For men, drinking five or more in two hours is binge drinking. For women, it’s four or more. Binge drinking isn’t safe, even if you do it occasionally. You could end up abusing it.
The second stage is increased drinking. Drinkers abandon the experimental stage when they start to consume alcohol more frequently. Instead of drinking on specific days or special events, they drink more constantly. Drinkers increase their drinking rate to combat loneliness, alleviate stress, or consume out of boredom. As drinking continues, you become increasingly dependent on alcohol and are at a higher risk of developing alcoholism.
The next stage is problem drinking. Problem drinking arises due to uncontrollable drinking behavior. Drinking becomes a habit, and resisting the urge becomes more complex every day. After a while, you start to experience the effect of drinking.
You may become depressed, develop insomnia, or feel sick from drinking too much. You may have decreased social activity and act erratically sometimes. However, you may crave more because the euphoria supersedes any negative effect. Many abusers at this stage are more likely to experience legal troubles.
The fourth stage is dependence. It is the point where you have become attached to alcohol so much that it has become part of your routine. You acknowledge the effects, but you have no control over your consumption. Dependence also means you have become more tolerant of alcohol.
The final stage is addiction. It is the point where drinking is at its peak. You no longer drink for enjoyment but need to drink alcohol. People with alcohol addiction crave the substance frequently and have an insatiable appetite.
Treating Alcohol Abuse
A combination of different approaches, such as therapy, medications, and lifestyle changes, can treat alcohol abuse. Each treatment is peculiar, according to the individual’s needs and the severity of the abuse. Below are ways to treat alcoholism:
- Alcohol detoxification
- Therapy, such as cognitive-behavioral therapy (CBT) and motivational enhancement therapy (MET)
- Support Groups, such as Alcoholics Anonymous (AA) and SMART Recovery
- Dual diagnosis treatment
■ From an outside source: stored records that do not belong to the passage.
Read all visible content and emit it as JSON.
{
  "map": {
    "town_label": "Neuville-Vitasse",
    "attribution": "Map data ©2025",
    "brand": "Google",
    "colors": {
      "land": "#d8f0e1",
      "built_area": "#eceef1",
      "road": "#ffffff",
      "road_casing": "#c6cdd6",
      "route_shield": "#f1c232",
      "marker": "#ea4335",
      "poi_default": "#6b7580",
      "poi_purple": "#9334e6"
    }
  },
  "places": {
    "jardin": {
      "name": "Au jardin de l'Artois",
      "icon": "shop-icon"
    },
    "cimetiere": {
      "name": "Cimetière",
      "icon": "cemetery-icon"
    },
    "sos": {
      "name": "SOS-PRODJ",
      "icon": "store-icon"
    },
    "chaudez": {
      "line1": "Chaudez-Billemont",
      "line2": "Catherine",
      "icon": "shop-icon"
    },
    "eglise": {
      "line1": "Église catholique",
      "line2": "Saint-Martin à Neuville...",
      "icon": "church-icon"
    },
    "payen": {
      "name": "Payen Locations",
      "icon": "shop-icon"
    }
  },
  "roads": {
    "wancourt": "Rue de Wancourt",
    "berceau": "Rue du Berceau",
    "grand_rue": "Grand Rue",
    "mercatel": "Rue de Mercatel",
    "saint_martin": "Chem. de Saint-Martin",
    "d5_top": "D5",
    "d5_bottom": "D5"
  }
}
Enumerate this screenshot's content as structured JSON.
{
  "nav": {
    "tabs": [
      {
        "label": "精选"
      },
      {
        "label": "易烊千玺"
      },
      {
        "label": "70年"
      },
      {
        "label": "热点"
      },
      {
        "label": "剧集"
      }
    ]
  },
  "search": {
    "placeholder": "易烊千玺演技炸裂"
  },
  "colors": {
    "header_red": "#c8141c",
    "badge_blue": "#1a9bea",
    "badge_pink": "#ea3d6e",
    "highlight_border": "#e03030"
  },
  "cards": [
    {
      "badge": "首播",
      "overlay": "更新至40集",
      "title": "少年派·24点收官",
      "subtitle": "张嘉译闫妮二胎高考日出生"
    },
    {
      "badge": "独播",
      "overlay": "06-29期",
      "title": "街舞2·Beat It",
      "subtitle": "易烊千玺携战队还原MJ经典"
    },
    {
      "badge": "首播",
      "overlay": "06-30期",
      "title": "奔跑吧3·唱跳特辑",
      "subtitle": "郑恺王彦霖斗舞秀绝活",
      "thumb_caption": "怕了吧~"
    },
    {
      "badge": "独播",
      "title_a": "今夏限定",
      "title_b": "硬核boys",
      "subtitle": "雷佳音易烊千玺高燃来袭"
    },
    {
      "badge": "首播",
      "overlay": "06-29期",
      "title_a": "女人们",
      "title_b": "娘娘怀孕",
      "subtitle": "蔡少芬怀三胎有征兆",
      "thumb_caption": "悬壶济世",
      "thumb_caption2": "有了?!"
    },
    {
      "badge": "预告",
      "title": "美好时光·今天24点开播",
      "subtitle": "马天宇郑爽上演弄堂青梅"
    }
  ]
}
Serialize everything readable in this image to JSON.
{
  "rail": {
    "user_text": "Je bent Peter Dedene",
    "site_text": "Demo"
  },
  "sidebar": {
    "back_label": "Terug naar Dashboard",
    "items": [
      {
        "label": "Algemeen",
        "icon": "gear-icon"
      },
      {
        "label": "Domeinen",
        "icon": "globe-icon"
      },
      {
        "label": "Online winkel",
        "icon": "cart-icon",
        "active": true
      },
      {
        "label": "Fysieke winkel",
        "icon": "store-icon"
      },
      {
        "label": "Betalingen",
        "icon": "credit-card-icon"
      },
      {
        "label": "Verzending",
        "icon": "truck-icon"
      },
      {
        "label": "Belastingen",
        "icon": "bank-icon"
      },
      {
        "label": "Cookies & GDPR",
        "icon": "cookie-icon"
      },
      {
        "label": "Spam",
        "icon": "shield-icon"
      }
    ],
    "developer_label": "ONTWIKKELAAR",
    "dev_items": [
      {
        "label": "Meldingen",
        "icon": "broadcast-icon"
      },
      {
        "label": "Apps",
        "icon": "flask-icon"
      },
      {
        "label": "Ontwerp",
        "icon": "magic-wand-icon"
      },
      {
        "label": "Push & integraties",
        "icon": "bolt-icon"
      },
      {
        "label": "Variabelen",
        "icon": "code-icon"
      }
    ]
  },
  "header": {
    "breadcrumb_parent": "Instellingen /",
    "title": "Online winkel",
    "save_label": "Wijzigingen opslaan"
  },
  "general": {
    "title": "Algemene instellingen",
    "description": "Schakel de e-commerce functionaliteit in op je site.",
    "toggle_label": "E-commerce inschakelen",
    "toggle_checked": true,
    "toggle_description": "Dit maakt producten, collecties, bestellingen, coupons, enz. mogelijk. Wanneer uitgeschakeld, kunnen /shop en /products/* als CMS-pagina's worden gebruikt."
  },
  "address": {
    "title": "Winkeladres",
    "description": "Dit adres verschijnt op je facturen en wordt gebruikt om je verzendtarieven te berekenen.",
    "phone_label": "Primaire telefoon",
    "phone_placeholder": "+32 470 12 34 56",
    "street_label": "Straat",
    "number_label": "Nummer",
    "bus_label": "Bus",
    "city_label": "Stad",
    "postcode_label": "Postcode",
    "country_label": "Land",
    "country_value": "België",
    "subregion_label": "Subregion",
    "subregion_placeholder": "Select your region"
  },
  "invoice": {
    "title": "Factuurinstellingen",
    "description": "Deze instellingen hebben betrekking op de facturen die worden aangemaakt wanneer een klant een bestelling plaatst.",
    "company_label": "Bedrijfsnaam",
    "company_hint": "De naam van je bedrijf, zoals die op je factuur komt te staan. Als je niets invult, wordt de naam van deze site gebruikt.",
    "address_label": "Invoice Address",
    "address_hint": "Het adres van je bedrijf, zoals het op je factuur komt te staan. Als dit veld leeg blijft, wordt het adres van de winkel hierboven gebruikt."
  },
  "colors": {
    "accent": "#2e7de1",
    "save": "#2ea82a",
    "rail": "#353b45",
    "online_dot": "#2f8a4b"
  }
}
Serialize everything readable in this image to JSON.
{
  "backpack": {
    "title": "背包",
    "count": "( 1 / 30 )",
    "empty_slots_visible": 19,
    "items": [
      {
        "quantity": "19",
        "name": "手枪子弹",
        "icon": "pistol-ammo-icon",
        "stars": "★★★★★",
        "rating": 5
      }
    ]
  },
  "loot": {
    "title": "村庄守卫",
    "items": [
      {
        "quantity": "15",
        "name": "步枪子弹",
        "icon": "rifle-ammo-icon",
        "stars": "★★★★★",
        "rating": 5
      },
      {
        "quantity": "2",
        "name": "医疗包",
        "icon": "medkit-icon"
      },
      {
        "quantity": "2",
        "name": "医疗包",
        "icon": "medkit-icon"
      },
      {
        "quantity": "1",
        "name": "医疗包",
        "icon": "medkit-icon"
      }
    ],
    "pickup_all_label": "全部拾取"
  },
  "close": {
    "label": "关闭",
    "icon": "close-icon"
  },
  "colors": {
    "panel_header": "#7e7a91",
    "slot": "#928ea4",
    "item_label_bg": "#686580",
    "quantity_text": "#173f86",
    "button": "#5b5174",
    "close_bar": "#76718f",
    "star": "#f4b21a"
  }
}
You can’t reverse the damage of alcohol abuse. However, you can seek professional help to alleviate alcohol withdrawal symptoms. If you or someone you know has alcohol abuse problems, consult with a healthcare specialist at DetoxLA. Our professionals will help you to determine the most appropriate course of action based on specific circumstances and needs.